By Mike Amery, Legislative Counsel, Federal Affairs, (202) 349-4299, email@example.com
The mission of the Academy is to be "indispensable to its members." One way the Academy fulfills this mission is by representing of neurology in the halls of Congress. Capitol Hill Report presents regular updates on legislative action and how the AAN ensures that the voice of neurology is heard on Capitol Hill. The Academy's legislative counsel in Washington, DC, Mike Amery, offers weekly updates on advocacy for neurology and neurologic concerns.
Last week I worked with Chris Dawe, who is responsible for physician issues as a majority staff member of the Senate Finance Committee, to include neurology in the list of physicians eligible for bonuses for providing evaluation and management (E/M) services. So far, the Senate bill is set to include these bonuses for Primary Care, Internal Medicine, Geriatrics, and Pediatrics, as long as an individual physician provides more than 60 percent E/M.
Dawe indicated that he supports adding neurology to the list, and I believe he sent the issue to the Congressional Budget Office to get a score (i.e., cost figure). I have also met with minority staff, who also seem supportive of including neurology. The Senate Finance Committee is expected to release a health reform draft bill any day now, and we are hopeful it will include some good news for neurology.
A few weeks ago I mentioned that a fiscally conservative group of House Democrats, known as the "Blue Dog Coalition," might hold the keys to whether health care reform moves forward in the House. This week, the Blue Dogs flexed their muscles with a letter to House Speaker Nancy Pelosi. This resulted in House leaders delaying plans to release health reform legislation for markup, after 40 members of the Blue Dogs demanded that health reform legislation do more to rein in costs. The letter states the group believes the House bill "lacks a number of elements essential to preserving what works and fixing what is broken" in the US health system.
The letter also states the reform bill "must start with finding savings within the current delivery system and maximizing the value of our health care dollar before we pay more." The Blue Dogs' greatest opposition was directed at proposals for a new public plan to use Medicare reimbursement rates, Roll Call reports.
Rep. Mike Ross (D-AR), the group's chair, said, "We cannot accept a public plan based on Medicare rates," adding that those levels would be too low in many geographic areas. He said, "We are losing doctors," adding, "We could give people a real shiny insurance card but that's not going to matter if they don't have access." (Blue Dogs' Objections Could Delay Release of Health Care Bill, Roll Call, July 9)
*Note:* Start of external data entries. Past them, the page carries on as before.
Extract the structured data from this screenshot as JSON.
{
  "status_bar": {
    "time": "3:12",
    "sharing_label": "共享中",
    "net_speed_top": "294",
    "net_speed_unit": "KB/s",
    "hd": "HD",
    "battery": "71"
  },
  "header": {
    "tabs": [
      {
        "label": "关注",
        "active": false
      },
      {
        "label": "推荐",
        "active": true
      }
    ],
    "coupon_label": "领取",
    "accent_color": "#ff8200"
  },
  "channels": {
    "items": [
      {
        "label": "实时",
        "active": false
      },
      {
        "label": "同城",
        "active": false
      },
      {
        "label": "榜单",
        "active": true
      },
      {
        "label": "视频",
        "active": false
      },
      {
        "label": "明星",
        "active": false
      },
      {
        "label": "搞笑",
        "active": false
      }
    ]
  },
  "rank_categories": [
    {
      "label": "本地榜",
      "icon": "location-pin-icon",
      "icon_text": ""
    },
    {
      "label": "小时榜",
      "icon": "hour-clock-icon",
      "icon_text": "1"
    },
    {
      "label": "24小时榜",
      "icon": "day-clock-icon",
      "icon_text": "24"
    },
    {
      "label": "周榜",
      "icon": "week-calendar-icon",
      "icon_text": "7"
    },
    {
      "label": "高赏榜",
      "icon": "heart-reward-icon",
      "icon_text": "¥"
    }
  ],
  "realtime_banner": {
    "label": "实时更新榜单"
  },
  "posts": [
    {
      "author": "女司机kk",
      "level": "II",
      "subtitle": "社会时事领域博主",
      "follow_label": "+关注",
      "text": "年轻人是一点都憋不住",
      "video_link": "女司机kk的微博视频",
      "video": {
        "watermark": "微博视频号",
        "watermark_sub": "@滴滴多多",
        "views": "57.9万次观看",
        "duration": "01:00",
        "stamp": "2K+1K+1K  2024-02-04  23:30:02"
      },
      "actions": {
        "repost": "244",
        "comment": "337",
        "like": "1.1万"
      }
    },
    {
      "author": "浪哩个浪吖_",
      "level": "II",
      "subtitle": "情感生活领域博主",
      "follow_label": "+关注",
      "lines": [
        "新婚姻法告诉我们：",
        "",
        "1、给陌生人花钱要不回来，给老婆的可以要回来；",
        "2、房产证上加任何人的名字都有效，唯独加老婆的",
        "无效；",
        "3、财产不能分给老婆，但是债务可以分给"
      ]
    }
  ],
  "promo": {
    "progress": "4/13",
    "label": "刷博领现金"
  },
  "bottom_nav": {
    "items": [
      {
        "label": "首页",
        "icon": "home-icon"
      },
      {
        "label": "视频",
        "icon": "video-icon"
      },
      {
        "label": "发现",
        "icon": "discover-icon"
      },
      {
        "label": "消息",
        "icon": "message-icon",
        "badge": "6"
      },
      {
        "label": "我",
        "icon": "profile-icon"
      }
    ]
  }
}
Among the several meetings I had last week to promote the Academy's effort to focus on patients, was a meeting with Sen. Debbie Stabenow (D-MI), who is a member of the Senate Finance Committee. Sen. Stabenow has been a long time supporter of eliminating the physician reimbursement problem, known as the Sustainable Growth Rate formula or "SGR."
The key message I got from our meeting was her discouragement that current plans do not call for an elimination of the SGR, only temporary fixes that physicians have endured for several years. However, the House Tri-Committee bill does call for its elimination. So, assuming bills eventually pass both the House and Senate, the Academy will work to include neurology in any bonus system provided to E/M physicians, as well as work to completely eliminate the SGR, which currently calls for a physician reimbursement cut of 21 percent on January 1, 2010.
The goal of both the House and Senate is to have health reform bills ready by the August recess. As the rest of us anxiously wait, that timeline continues to slip on a daily basis.
Read all of Mike Amery's reports on the Capitol Hill Report page.